Northampton Saints coach Phil Dowson said his side gave away too many points in their 24-20 defeat to Ulster at Franklin’s Gardens yesterday.
The English side came into the game still hopeful of making it to the last-16 despite two prior losses but were made to pay for hesitancy in defence as their visitors reacted better to bouncing balls for three of their four tries.
“We weren’t a million miles away at the end but we just gave away too many points,” said Dowson, who took charge of Saints with Chris Boyd serving the first leg of a two game touchline ban for comments made about the referee against Saracens earlier this month.
“We defend for long periods of time, and a lot of the time we do it well, but eventually some of that pressure tells and when we get into those attacking spaces we don’t make as much of it.
“We need to be more consistent in turning pressure into points.
“We have to start learning those lessons or we’re still going to fall away on a four-point loss.
“We need to improve – and we need to improve quickly week to week. We need to make sure we’re better in scenarios where we can exert pressure.
“It’s about training it, understanding what you need to do and then training it under pressure again and again until you can’t get it wrong.
“It’s very hard to recreate scenarios midweek because the injury risk and fatigue mean you don’t want to create that pressure physically, but you do have to try to create it and offer those opportunities.
“But the best and hardest way to learn is in games like today.
“Ulster are a physical, direct team and their forwards go route one and our boys stood up.
“A lot of the time we put good defensive sets in and didn’t give away too many dumb penalties, but we’ve come out on the wrong side, so we need to be better.”
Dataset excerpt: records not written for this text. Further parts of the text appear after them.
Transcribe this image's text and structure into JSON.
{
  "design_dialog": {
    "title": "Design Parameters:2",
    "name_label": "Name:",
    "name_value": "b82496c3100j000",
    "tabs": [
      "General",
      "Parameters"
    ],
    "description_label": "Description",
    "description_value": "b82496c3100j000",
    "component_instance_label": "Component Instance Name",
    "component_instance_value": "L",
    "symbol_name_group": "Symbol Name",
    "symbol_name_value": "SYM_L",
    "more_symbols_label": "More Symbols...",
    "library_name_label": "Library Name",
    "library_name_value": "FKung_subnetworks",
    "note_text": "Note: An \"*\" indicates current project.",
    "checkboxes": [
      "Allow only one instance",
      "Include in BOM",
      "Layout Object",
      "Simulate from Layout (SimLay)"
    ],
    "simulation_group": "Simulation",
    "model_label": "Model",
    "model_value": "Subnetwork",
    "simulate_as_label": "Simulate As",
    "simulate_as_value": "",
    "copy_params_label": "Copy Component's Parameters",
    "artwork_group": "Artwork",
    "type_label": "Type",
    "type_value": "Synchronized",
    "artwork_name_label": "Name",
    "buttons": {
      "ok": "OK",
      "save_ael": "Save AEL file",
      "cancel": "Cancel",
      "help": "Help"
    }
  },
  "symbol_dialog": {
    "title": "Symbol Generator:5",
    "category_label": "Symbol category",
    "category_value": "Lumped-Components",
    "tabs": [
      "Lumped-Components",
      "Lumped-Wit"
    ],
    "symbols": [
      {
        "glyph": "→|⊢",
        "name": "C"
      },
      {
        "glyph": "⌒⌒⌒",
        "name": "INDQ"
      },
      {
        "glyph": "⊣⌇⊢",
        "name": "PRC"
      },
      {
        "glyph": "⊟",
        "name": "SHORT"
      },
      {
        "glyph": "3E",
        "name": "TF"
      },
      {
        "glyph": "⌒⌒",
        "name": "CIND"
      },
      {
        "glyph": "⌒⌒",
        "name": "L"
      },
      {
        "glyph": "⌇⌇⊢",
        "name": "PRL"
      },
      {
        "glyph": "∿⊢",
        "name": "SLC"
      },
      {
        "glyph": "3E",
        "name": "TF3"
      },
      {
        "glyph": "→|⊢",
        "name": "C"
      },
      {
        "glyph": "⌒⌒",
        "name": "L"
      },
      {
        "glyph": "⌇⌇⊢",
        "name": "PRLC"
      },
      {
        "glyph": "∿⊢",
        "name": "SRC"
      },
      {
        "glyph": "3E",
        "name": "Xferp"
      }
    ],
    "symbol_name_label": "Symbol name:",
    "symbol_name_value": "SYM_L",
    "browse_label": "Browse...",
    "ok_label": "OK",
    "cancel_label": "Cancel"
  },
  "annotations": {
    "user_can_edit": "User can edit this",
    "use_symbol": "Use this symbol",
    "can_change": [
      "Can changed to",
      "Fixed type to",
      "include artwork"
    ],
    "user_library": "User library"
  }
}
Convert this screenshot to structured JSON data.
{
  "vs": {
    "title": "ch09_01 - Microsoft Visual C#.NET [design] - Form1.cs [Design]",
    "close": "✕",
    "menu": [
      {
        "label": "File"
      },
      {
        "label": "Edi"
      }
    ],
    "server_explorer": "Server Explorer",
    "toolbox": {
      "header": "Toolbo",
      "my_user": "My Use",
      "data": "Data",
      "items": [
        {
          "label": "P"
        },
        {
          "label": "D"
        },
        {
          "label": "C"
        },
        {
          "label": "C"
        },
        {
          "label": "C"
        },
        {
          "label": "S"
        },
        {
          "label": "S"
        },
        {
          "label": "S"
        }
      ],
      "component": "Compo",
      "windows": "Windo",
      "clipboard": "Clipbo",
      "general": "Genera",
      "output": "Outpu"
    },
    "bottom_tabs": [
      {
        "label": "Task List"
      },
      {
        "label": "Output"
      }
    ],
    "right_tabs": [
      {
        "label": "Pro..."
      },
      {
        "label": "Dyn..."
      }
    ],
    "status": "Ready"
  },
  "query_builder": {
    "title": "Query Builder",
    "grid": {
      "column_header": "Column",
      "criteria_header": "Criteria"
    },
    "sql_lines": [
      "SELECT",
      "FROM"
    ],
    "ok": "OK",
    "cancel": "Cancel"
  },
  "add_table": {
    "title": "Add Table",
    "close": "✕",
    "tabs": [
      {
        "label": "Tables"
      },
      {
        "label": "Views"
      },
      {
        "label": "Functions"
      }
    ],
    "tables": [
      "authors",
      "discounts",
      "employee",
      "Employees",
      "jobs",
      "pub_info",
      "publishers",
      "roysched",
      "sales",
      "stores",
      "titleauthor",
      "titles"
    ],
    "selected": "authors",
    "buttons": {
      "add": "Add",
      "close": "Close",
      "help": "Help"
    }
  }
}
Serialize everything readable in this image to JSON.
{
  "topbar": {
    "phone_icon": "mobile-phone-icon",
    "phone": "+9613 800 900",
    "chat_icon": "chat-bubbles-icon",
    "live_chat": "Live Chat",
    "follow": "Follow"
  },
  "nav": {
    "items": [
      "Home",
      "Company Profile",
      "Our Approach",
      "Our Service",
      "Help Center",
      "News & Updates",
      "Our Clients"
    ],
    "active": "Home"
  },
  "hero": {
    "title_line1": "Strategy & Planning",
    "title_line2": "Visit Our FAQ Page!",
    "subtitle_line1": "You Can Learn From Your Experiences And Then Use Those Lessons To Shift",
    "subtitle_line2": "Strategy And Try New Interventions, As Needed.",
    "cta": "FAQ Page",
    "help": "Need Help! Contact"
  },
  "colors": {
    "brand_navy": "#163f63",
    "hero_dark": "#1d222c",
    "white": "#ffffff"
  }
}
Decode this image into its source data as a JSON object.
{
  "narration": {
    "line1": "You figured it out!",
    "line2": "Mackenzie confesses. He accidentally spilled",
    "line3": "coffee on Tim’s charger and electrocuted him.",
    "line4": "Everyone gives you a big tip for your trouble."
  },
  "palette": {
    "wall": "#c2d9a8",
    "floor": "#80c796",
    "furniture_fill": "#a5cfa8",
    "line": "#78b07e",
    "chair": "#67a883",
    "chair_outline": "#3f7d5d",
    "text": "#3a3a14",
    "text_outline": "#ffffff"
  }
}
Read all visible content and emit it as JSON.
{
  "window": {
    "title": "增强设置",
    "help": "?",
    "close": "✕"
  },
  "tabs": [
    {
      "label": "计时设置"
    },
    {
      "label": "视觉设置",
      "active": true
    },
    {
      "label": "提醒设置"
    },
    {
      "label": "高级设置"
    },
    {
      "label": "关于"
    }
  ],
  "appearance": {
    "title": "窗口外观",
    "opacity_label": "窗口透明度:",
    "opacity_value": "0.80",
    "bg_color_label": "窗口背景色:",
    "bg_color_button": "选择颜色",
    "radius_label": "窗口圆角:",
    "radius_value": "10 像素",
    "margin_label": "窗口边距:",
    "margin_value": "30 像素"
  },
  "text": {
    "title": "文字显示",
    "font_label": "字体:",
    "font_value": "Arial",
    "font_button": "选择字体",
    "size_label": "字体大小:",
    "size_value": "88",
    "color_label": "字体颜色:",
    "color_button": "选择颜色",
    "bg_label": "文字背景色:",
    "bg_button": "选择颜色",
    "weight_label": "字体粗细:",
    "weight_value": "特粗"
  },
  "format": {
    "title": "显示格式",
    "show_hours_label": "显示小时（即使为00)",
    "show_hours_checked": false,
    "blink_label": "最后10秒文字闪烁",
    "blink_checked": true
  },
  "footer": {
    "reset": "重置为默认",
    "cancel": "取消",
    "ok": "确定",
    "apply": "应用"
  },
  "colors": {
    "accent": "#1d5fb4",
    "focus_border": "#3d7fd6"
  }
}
Despite taking two points from their three games, Northampton are remarkably not yet out of the running for a top eight spot in Pool A but heading to Racing 92 this weekend another year spent in the Challenge Cup looks all but certain for the side currently sitting fifth domestically.